• 1 For extradition purposes, there is no requirement that the indictment specify with particularity the nature of the crime or the factual basis. (People ex rel. Banks v. Farner (1968), 39 Ill.2d 176, 179, 233 N.E.2d 360, 361; Michigan v. Doran (1978), 439 U.S. 282, 289-90, 58 L.Ed.2d 521, 528, 99 S.Ct. 530, 535-36.) Crandall, however, argues the discrepancy between the charge and the conduct described renders the indictment fatally defective under Texas law. He cites cases from that jurisdiction which hold that an indictment cannot be amended either by reducing, changing, or adding to the facts alleged. (See, e.g., Brasfield v. State (Tex.Crim. App. 1980), 600 S.W.2d 288.) Crandall concedes the conduct described in the indictment would fall under the Texas statute proscribing indecency with a child, also a felony (Tex. Penal Code Ann. sec. 21.11 (Vernon 1974)); but he asserts Texas case law also prohibits an amendment of the offense charged. Crandall concludes he has not been substantially charged with a crime. We disagree.
Crandall is simply attacking the sufficiency of the indictment as a criminal pleading. The issue, however, is not whether the indictment is good enough, over a seasonable challenge, to bring the accused to trial, but whether the indictment satisfactorily shows that the accused has in fact been charged, however inartificially, with a crime in the State from which he has fled. The phrase "charged with a crime" is to be understood in a broad and practical sense. (Pierce v. Creecy (1908), 210 U.S. 387, 401-02, 52 L.Ed. 1113, 1120-21, 28 S.Ct. 714, 718-19.)

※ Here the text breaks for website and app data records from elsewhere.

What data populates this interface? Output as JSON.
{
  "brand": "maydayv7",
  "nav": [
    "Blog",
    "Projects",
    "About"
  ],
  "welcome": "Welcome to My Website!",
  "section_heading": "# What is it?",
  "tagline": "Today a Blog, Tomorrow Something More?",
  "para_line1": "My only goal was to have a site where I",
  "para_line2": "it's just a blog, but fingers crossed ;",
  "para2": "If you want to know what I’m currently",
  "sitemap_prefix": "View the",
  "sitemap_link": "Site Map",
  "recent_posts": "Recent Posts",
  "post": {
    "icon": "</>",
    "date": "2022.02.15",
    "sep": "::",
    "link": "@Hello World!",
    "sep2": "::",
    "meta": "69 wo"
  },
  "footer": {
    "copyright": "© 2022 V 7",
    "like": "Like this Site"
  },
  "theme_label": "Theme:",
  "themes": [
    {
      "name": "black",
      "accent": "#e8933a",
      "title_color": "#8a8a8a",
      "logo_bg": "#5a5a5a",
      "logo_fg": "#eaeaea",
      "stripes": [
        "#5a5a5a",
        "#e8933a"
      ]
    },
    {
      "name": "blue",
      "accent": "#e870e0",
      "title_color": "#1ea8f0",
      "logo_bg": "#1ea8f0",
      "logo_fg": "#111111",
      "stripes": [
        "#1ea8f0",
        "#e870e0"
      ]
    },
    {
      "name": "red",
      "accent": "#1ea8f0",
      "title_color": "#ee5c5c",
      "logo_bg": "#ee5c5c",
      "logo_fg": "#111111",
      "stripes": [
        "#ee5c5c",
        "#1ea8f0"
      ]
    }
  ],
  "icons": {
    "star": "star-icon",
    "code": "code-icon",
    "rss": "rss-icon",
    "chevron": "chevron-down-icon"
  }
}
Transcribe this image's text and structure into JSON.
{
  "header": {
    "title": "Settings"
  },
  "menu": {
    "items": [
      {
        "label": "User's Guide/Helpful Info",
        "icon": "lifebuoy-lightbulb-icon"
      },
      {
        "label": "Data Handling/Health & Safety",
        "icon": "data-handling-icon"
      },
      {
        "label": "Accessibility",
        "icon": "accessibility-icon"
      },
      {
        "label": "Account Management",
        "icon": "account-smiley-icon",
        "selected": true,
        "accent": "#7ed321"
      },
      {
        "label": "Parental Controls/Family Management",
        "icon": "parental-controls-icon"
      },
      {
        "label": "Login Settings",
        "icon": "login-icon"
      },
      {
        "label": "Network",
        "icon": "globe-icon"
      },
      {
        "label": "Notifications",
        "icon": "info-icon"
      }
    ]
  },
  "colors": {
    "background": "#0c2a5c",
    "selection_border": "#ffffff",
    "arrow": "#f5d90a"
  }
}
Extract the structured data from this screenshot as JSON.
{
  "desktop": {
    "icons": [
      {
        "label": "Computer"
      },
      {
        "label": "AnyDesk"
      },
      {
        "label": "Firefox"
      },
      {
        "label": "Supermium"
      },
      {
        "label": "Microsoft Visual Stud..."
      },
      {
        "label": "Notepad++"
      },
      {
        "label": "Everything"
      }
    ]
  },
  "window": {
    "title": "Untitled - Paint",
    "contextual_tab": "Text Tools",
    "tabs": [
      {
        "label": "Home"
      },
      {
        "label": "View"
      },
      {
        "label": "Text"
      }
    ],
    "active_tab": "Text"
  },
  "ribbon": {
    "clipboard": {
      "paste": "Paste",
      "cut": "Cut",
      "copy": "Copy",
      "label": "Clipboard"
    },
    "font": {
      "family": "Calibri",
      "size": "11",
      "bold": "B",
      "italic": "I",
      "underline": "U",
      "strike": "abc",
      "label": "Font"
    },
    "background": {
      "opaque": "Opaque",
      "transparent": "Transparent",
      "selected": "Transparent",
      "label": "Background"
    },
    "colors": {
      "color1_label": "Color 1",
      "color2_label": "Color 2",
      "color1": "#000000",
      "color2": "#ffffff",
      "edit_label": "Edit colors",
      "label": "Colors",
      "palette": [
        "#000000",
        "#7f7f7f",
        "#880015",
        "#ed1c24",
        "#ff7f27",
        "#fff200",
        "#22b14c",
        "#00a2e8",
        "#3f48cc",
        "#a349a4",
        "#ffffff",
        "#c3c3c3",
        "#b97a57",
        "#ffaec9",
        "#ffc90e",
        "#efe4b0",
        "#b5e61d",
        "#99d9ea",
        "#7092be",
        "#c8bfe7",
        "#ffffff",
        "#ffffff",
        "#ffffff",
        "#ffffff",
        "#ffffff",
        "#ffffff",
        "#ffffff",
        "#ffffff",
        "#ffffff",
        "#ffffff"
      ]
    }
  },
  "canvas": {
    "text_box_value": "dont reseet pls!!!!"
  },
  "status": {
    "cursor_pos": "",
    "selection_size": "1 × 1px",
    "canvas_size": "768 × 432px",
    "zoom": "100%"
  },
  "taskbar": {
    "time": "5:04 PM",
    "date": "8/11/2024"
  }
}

"[T]he indictment, in order to constitute a sufficient charge of crime to warrant interstate extradition, need show no more than that the accused was substantially charged with crime. * * * If more were required it would impose upon courts, in the trial of writs of habeas corpus, the duty of a critical examination of the laws of states with whose jurisprudence and criminal procedure they can have only a general acquaintance. Such a duty would be an intolerable burden, certain to lead to errors in decision, irritable to the just pride of the states, and fruitful of miscarriages of justice." 210 U.S. 387, 405, 52 L.Ed. 1113, 1122, 28 S.Ct. 714, 720.
The court in People ex rel. Abeles v. Elrod (1975), 27 Ill. App.3d 155, 326 N.E.2d 443, faced the same issue we now face. The relator in Abeles contended a Wisconsin indictment was insufficient to charge him with a crime because it charged him under the wrong section of the statute. The Abeles court, however, had the benefit of a Wisconsin trial court's decision sustaining the same indictment against the same objection made by the relator's co-defendants. Thus, the Abeles court easily dispensed with the relator's appeal without interpreting Wisconsin law.
• 2 In the present case, we have no such benefit. In order to decide whether Crandall's contention that the indictment is fatally deficient is correct, we would have to interpret Texas law. To avoid such a result, the law is well settled that the technical sufficiency of an indictment is not open to consideration in a habeas corpus proceeding. (People ex rel. Banks v. Farner (1968), 39 Ill.2d 176, 179, 233 N.E.2d 360, 361.) The indictment charges Crandall with deviate sexual intercourse with a child. While the facts outlined do not support that charge, they substantially charge Crandall with indecency with a child. Whether Crandall can be prosecuted ...